You don’t have to search too hard in the last few days to find examples of hubris in public life – the names Coulson and Suarez alone conjure an image of excessive pride run amok.
But how does it happen that normal, intelligent people can fall foul of the distortions of thinking and changes in personality that define hubris – and that may ultimately destroy them or their careers? A talk on Leadership and Hubris by the Dean of the University of Cambridge Judge Business School in London next Tuesday (1 July) aims to get to the evolutionary and societal roots of the problem.
Nearly a year on from a groundbreaking conference on the subject, hosted by Cambridge Judge and the Daedalus Trust, which heard from speakers like Sir David Owen, Sir Martin Taylor and Manfred Kets de Vries, Professor Christoph Loch will revisit the issue. Taking his audience of business leaders through the evolutionary roots of hubris, he will explore its effects on leadership performance – effects that have, in recent years contributed to a pervasive loss of trust in leaders across all spheres.
Professor Loch will also look at practical ways to deal with the condition, and consider how to equip leaders of the future with the tools to recognize and manage it in themselves and others. He said:
It’s important to recognise that hubristic tendencies are part of the human condition and are not limited to a certain type of person. Given the right circumstances – overweening power, no-one to tell us the truth or a refusal to listen, a low level of self-awareness – we can all become victims of hubris. Self-confidence is crucial for the ability to make decisions, but gone too far, it can destroy effectiveness.”

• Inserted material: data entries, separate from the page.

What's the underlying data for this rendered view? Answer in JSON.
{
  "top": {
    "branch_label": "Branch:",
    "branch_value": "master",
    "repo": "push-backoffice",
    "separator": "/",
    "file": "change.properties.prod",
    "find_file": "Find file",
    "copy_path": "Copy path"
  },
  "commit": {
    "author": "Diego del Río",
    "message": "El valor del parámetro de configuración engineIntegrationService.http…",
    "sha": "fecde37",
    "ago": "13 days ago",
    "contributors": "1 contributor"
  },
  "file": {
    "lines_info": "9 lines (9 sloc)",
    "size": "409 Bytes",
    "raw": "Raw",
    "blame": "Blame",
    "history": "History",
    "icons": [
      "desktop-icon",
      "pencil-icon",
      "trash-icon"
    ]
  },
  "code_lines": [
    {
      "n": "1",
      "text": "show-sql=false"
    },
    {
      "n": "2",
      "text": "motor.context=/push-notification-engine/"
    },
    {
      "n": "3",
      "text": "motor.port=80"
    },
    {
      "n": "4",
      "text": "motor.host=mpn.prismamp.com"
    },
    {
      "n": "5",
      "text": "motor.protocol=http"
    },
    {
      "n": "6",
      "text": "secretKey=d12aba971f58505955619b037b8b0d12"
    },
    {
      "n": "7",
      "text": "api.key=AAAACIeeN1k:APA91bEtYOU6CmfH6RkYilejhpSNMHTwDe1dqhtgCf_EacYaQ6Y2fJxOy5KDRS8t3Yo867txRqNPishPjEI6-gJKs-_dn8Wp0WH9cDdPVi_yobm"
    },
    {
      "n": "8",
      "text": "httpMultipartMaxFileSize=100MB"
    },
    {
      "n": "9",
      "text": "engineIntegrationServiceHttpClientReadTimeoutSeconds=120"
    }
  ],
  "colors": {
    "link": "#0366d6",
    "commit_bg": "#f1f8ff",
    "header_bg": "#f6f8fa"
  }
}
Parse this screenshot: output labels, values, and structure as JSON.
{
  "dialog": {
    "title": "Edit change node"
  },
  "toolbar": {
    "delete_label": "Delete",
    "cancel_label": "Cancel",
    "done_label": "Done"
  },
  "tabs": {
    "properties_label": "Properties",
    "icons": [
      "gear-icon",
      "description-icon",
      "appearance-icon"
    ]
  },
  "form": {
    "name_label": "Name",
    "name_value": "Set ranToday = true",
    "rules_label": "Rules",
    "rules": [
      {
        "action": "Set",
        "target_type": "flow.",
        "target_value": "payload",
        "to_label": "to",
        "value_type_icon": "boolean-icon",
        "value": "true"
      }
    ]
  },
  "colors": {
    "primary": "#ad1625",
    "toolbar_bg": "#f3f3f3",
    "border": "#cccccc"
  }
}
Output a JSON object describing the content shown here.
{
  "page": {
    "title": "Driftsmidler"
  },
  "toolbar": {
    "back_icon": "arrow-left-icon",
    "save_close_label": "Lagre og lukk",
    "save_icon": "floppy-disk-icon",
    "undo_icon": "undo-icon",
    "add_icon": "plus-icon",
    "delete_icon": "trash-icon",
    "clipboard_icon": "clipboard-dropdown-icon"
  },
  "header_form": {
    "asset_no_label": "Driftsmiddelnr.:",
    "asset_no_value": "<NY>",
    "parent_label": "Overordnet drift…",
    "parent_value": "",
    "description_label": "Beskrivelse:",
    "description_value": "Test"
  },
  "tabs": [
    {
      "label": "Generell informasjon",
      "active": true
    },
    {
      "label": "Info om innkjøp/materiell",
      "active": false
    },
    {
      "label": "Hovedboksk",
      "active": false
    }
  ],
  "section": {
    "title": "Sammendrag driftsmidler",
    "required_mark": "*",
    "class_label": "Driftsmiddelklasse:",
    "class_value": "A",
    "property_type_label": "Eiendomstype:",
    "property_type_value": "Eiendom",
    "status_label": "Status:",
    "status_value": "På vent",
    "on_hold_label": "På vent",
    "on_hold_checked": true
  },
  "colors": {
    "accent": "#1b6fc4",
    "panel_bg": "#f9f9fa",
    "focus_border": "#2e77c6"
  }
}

“The good news is that hubris is not inevitable or incurable in anyone, no matter how powerful. By learning the discipline of self-awareness, and continuing to cultivate it throughout our careers, we can keep it at bay. Being self-aware is a strong element of successful self-efficacy and something that we all, and leaders especially, need to work on throughout our lives if we want to avoid sliding into the abyss of hubris – with poor outcomes for ourselves and those around us.
An expert in innovation, Professor Loch’s research interests include cultural evolution, cultural habits and the motivation of people in business. Dean of Cambridge Judge since 2011, he was formerly Professor at INSEAD.
The Leadership and Hubris talk will be held at the offices of Allen and Overy, One Bishops Square, London, on Tuesday 1 July, 18:30-20:30.
Find out more
Read more and register
Visit Christoph Loch’s faculty webpage